**Activity**
Leave the pictures out and print every record below exactly as it stands.
::: Listed records :::
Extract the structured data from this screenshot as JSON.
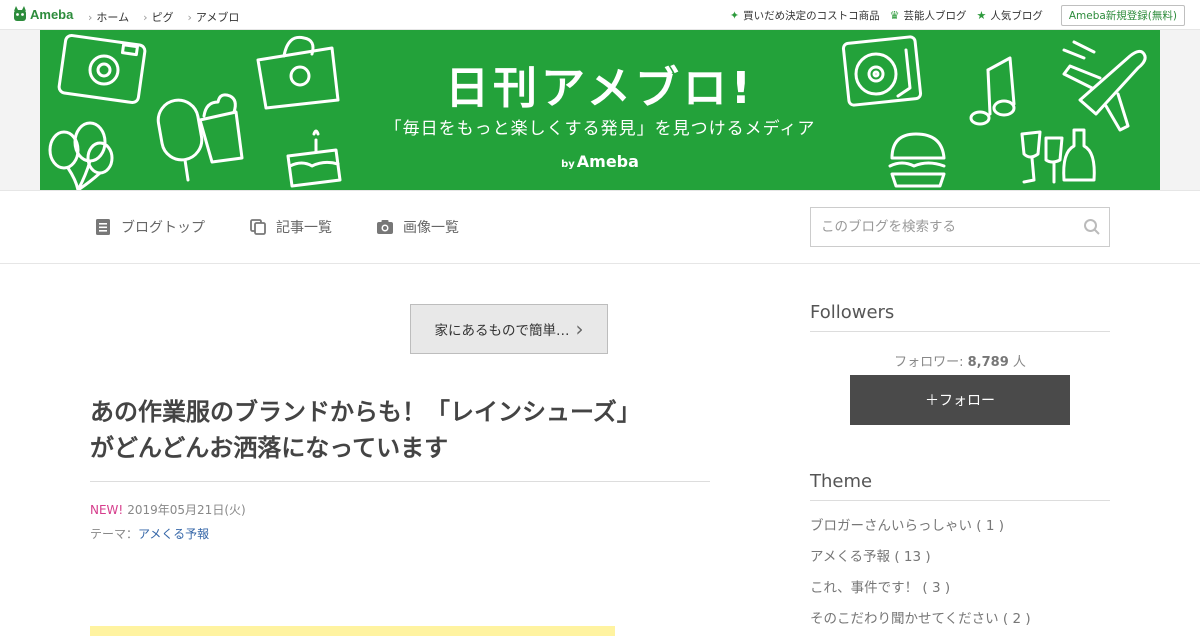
{
  "topbar": {
    "logo_text": "Ameba",
    "nav": [
      "ホーム",
      "ピグ",
      "アメブロ"
    ],
    "links": [
      {
        "icon": "sparkle-icon",
        "label": "買いだめ決定のコストコ商品"
      },
      {
        "icon": "crown-icon",
        "label": "芸能人ブログ"
      },
      {
        "icon": "star-icon",
        "label": "人気ブログ"
      }
    ],
    "register_label": "Ameba新規登録(無料)"
  },
  "banner": {
    "title": "日刊アメブロ!",
    "subtitle": "「毎日をもっと楽しくする発見」を見つけるメディア",
    "by": "by",
    "brand": "Ameba",
    "bg_color": "#23a23a"
  },
  "blognav": {
    "tabs": [
      {
        "icon": "document-icon",
        "label": "ブログトップ"
      },
      {
        "icon": "copy-icon",
        "label": "記事一覧"
      },
      {
        "icon": "camera-icon",
        "label": "画像一覧"
      }
    ],
    "search_placeholder": "このブログを検索する"
  },
  "entry": {
    "prev_label": "家にあるもので簡単…",
    "title_line1": "あの作業服のブランドからも！「レインシューズ」",
    "title_line2": "がどんどんお洒落になっています",
    "new_badge": "NEW!",
    "date": "2019年05月21日(火)",
    "theme_label": "テーマ：",
    "theme_value": "アメくる予報"
  },
  "sidebar": {
    "followers_heading": "Followers",
    "followers_label": "フォロワー:",
    "followers_count": "8,789",
    "followers_unit": "人",
    "follow_button": "＋フォロー",
    "theme_heading": "Theme",
    "themes": [
      "ブロガーさんいらっしゃい ( 1 )",
      "アメくる予報 ( 13 )",
      "これ、事件です！ ( 3 )",
      "そのこだわり聞かせてください ( 2 )"
    ]
  },
  "colors": {
    "accent_green": "#2d8c3c",
    "new_pink": "#d63d8c",
    "link_blue": "#3667a8",
    "follow_dark": "#4a4a4a"
  }
}
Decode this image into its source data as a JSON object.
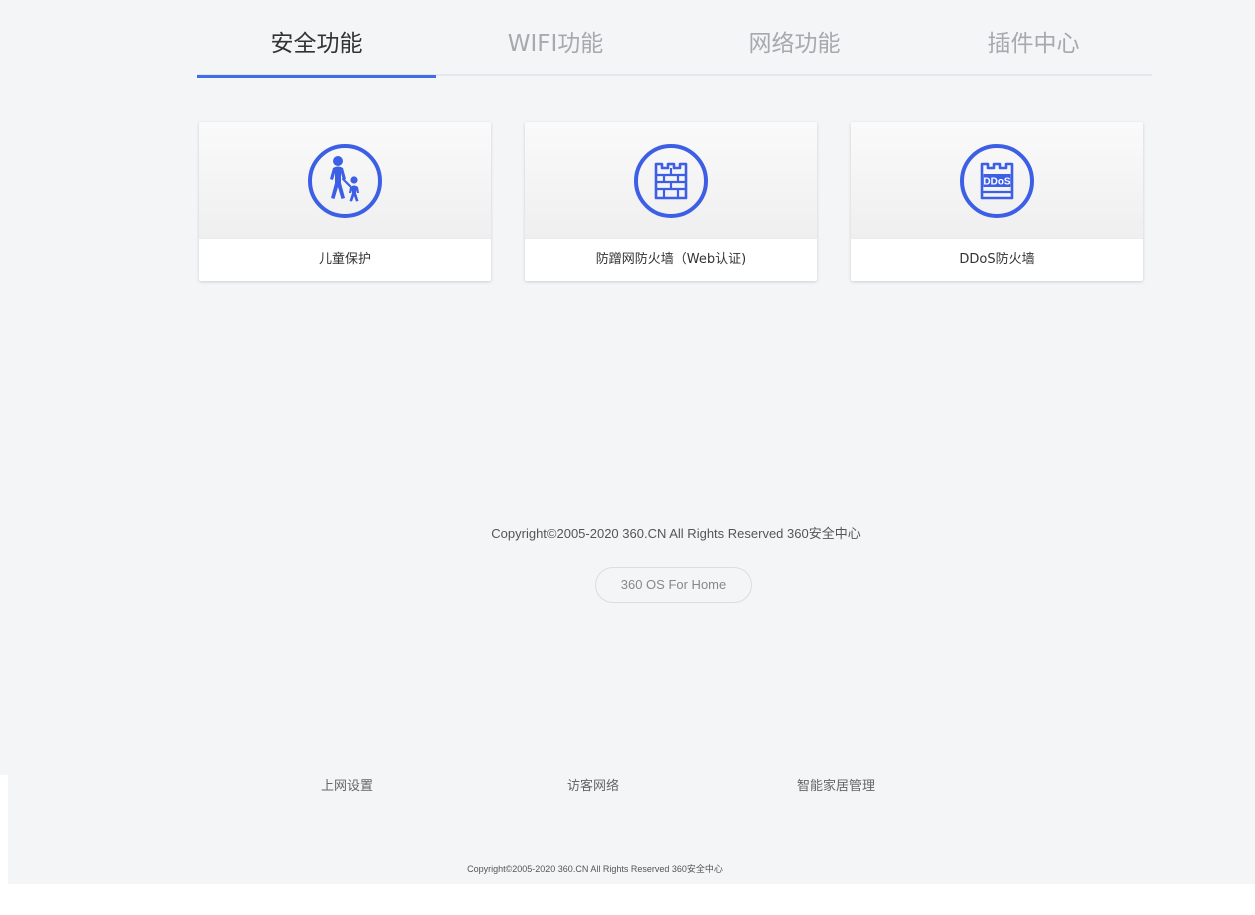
{
  "tabs": [
    {
      "label": "安全功能",
      "active": true
    },
    {
      "label": "WIFI功能",
      "active": false
    },
    {
      "label": "网络功能",
      "active": false
    },
    {
      "label": "插件中心",
      "active": false
    }
  ],
  "cards": [
    {
      "label": "儿童保护",
      "icon": "child-protection-icon"
    },
    {
      "label": "防蹭网防火墙（Web认证)",
      "icon": "firewall-icon"
    },
    {
      "label": "DDoS防火墙",
      "icon": "ddos-firewall-icon",
      "icon_text": "DDoS"
    }
  ],
  "footer": {
    "copyright": "Copyright©2005-2020 360.CN All Rights Reserved 360安全中心",
    "os_badge": "360 OS For Home"
  },
  "bottom_nav": {
    "links": [
      "上网设置",
      "访客网络",
      "智能家居管理"
    ],
    "copyright": "Copyright©2005-2020 360.CN All Rights Reserved 360安全中心"
  },
  "colors": {
    "accent": "#3d6ee8",
    "icon_blue": "#3d5fe6",
    "page_bg": "#f4f5f7"
  }
}
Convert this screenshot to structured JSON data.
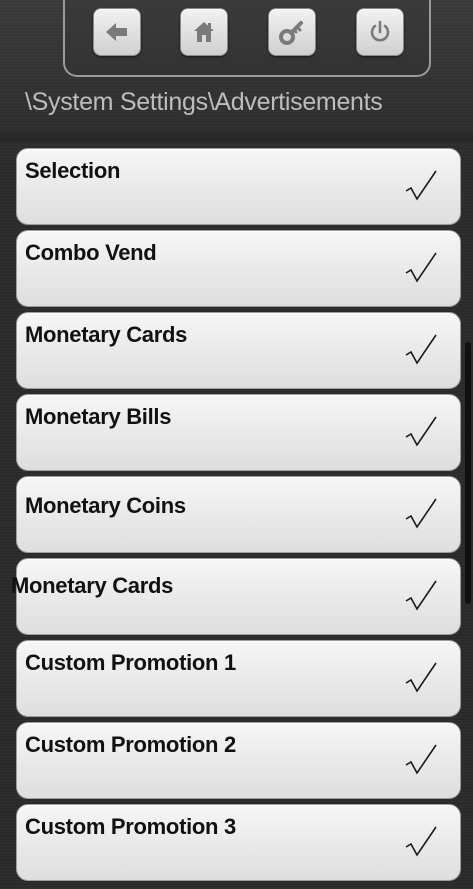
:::
**Answer to this problem**
Extract the structured data from this screenshot as JSON.
{
  "topbar": {
    "logo_text": "Ameba",
    "nav": [
      "ホーム",
      "ピグ",
      "アメブロ"
    ],
    "links": [
      {
        "icon": "sparkle-icon",
        "label": "買いだめ決定のコストコ商品"
      },
      {
        "icon": "crown-icon",
        "label": "芸能人ブログ"
      },
      {
        "icon": "star-icon",
        "label": "人気ブログ"
      }
    ],
    "register_label": "Ameba新規登録(無料)"
  },
  "banner": {
    "title": "日刊アメブロ!",
    "subtitle": "「毎日をもっと楽しくする発見」を見つけるメディア",
    "by": "by",
    "brand": "Ameba",
    "bg_color": "#23a23a"
  },
  "blognav": {
    "tabs": [
      {
        "icon": "document-icon",
        "label": "ブログトップ"
      },
      {
        "icon": "copy-icon",
        "label": "記事一覧"
      },
      {
        "icon": "camera-icon",
        "label": "画像一覧"
      }
    ],
    "search_placeholder": "このブログを検索する"
  },
  "entry": {
    "prev_label": "家にあるもので簡単…",
    "title_line1": "あの作業服のブランドからも！「レインシューズ」",
    "title_line2": "がどんどんお洒落になっています",
    "new_badge": "NEW!",
    "date": "2019年05月21日(火)",
    "theme_label": "テーマ：",
    "theme_value": "アメくる予報"
  },
  "sidebar": {
    "followers_heading": "Followers",
    "followers_label": "フォロワー:",
    "followers_count": "8,789",
    "followers_unit": "人",
    "follow_button": "＋フォロー",
    "theme_heading": "Theme",
    "themes": [
      "ブロガーさんいらっしゃい ( 1 )",
      "アメくる予報 ( 13 )",
      "これ、事件です！ ( 3 )",
      "そのこだわり聞かせてください ( 2 )"
    ]
  },
  "colors": {
    "accent_green": "#2d8c3c",
    "new_pink": "#d63d8c",
    "link_blue": "#3667a8",
    "follow_dark": "#4a4a4a"
  }
}
Decode this image into its source data as a JSON object.
{
  "tabs": [
    {
      "label": "安全功能",
      "active": true
    },
    {
      "label": "WIFI功能",
      "active": false
    },
    {
      "label": "网络功能",
      "active": false
    },
    {
      "label": "插件中心",
      "active": false
    }
  ],
  "cards": [
    {
      "label": "儿童保护",
      "icon": "child-protection-icon"
    },
    {
      "label": "防蹭网防火墙（Web认证)",
      "icon": "firewall-icon"
    },
    {
      "label": "DDoS防火墙",
      "icon": "ddos-firewall-icon",
      "icon_text": "DDoS"
    }
  ],
  "footer": {
    "copyright": "Copyright©2005-2020 360.CN All Rights Reserved 360安全中心",
    "os_badge": "360 OS For Home"
  },
  "bottom_nav": {
    "links": [
      "上网设置",
      "访客网络",
      "智能家居管理"
    ],
    "copyright": "Copyright©2005-2020 360.CN All Rights Reserved 360安全中心"
  },
  "colors": {
    "accent": "#3d6ee8",
    "icon_blue": "#3d5fe6",
    "page_bg": "#f4f5f7"
  }
}
Convert this screenshot to structured JSON data.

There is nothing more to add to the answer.